:: Data
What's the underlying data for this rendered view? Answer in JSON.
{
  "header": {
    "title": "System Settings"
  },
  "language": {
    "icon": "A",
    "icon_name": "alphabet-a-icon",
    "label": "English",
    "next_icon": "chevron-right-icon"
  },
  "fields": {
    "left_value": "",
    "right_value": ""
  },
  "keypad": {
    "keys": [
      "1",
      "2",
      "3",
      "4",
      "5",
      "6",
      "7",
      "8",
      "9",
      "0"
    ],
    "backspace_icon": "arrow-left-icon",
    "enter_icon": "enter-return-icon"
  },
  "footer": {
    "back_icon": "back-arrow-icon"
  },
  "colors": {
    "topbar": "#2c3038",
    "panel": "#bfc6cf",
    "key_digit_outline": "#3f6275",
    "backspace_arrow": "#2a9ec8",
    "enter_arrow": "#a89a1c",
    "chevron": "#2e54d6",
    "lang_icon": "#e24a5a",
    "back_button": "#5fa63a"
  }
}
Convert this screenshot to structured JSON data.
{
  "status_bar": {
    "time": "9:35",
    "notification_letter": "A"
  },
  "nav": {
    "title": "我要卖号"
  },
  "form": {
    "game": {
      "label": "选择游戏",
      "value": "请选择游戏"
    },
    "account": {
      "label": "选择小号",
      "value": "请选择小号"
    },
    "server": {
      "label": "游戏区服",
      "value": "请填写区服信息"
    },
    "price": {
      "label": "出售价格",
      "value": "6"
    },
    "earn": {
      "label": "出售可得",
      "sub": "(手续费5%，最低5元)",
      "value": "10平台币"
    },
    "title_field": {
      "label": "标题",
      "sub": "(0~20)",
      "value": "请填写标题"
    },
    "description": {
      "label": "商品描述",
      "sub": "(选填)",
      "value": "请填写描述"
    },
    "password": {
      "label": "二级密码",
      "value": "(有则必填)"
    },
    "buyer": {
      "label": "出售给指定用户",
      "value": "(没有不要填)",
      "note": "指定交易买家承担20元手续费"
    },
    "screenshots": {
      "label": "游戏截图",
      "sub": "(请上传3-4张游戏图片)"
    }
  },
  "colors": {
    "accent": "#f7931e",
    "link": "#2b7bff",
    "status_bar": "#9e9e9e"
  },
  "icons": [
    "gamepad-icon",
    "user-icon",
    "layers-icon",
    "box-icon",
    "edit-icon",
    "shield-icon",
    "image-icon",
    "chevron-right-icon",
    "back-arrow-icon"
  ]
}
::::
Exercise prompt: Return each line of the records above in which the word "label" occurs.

Solution for this task:
    "label": "English",
      "label": "选择游戏",
      "label": "选择小号",
      "label": "游戏区服",
      "label": "出售价格",
      "label": "出售可得",
      "label": "标题",
      "label": "商品描述",
      "label": "二级密码",
      "label": "出售给指定用户",
      "label": "游戏截图",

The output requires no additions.